The genius of the late Steve Jobs knows no bounds. Not even death.
Bereft and rudderless after the departure of their beloved leader from this mortal coil, Apple hired a group of psychics to channel messages from their founder. They recruited some of America’s finest mediums, sparing no expense to visit New Age communities, storefront psychic parlors, and carnivals across the country in order to identify the very best of the best.
Almost immediately upon her arrival at Apple’s headquarters in Cupertino, California, Lady Zuba, a crystal ball reader selected for this elite task force, picked up vibrations from an otherworldly source. She began to sketch furiously, frantically trying to keep up with the visions she received. Another member of the panel, Miss Lucretia, a clairaudient, started hearing the voice of Jobs and transcribed all that she heard. The following is an excerpt from that session:
“I am proud to announce the next generation in interment technology: the iTombs Burial System. The timeless, sleek lines of the iCoffin and the compact design of the iUrn are like nothing the world has ever seen before. Perfect for those who want something truly cutting-edge for their eternal rest. The iTombs Burial System also features the iTombs app, which allows loved ones to text messages to the deceased and send virtual flowers for special occasions (special data rates may apply). The iCoffin and iUrn will be equipped with special 5G technology capable of receiving signals through up to 8 feet of burial ground and mausoleum walls 6 inches thick. iTombs will finally bring death into the 21st century.”
An eerie hush fell over the room as representatives from Apple’s senior management listened to Miss Lucretia’s message. Shortly afterwards, Lady Zuba unveiled her drawings. There was a collective gasp from the crowd.
Lisa Garcia, one of Apple’s corporate officers, shook her head and marveled at the ongoing brilliance of her departed friend and mentor. “He’s done it again. That magnificent bastard,” she said wistfully, wiping away a tear.
The iCoffin and iUrn can be customized to any specification, for bodies of all shapes and sizes. Both products will come in black, white, and titanium, and will be available for purchase from Apple retailers and funeral parlors.
The release of the iTombs Burial System has sparked a veritable frenzy, as hundreds of thousands of Apple aficionados across the United States are already standing in line to purchase the first iCoffins and iUrns, which are due to hit the showrooms next week. iPads and iPhones are out in full force as the crowds gleefully tweet, blog, email, and text about their excitement while listening to their iPods. Some die-hard users are even using their iPhones to call friends to talk in real time.

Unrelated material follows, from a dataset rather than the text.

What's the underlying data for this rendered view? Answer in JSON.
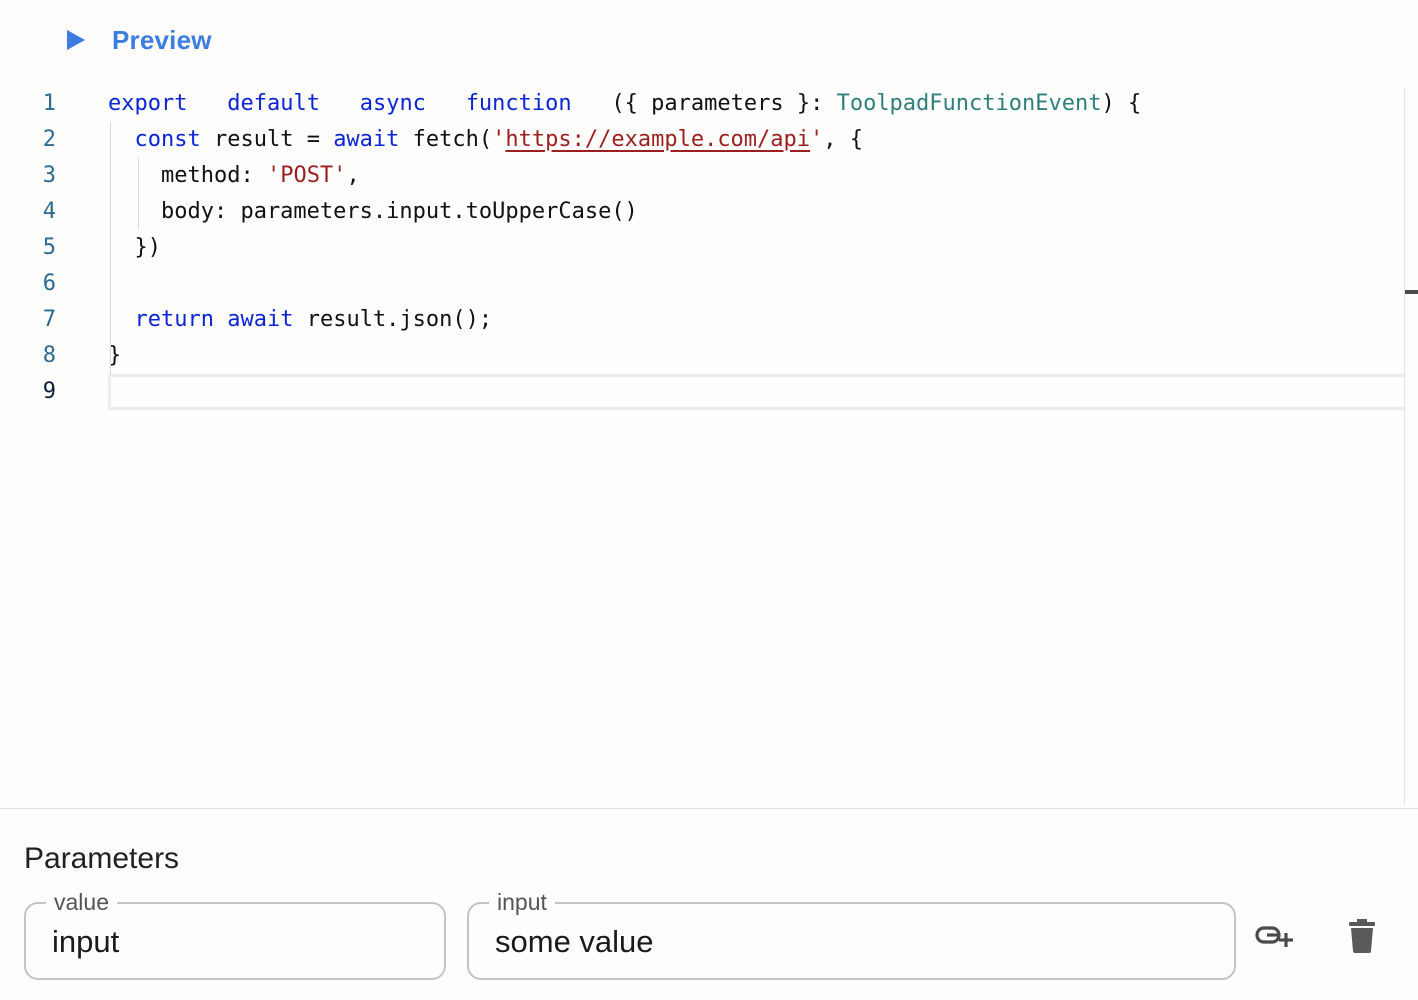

Enthusiasm for the new iTombs products is raging across age groups young and old. Dorothy Baker, an 83-year-old from Tulsa, Oklahoma, is ecstatic about the new line of coffins. “My husband thinks a pine box is fine, but I want to make sure I can keep up with what my grandkids are doing.” Todd Marc Phyffer, a 20-year-old street musician from Portland, Oregon, texted, “I may die tomorrow, brah, who knows. If I have an iUrn, people can still ping me.”
Funeral directors also hail iTombs as a major step foward for their industry—as well as their social lives. Larry Tinsworthy, a mortician in Oak Park, Illinois, eagerly anticipates the surge in business. “Everyone will want an iCoffin. Maybe now I’ll get laid.”
The iTombs Burial System will go on sale nationwide next week, with worldwide sales beginning the following week. iTombs2 is already in development.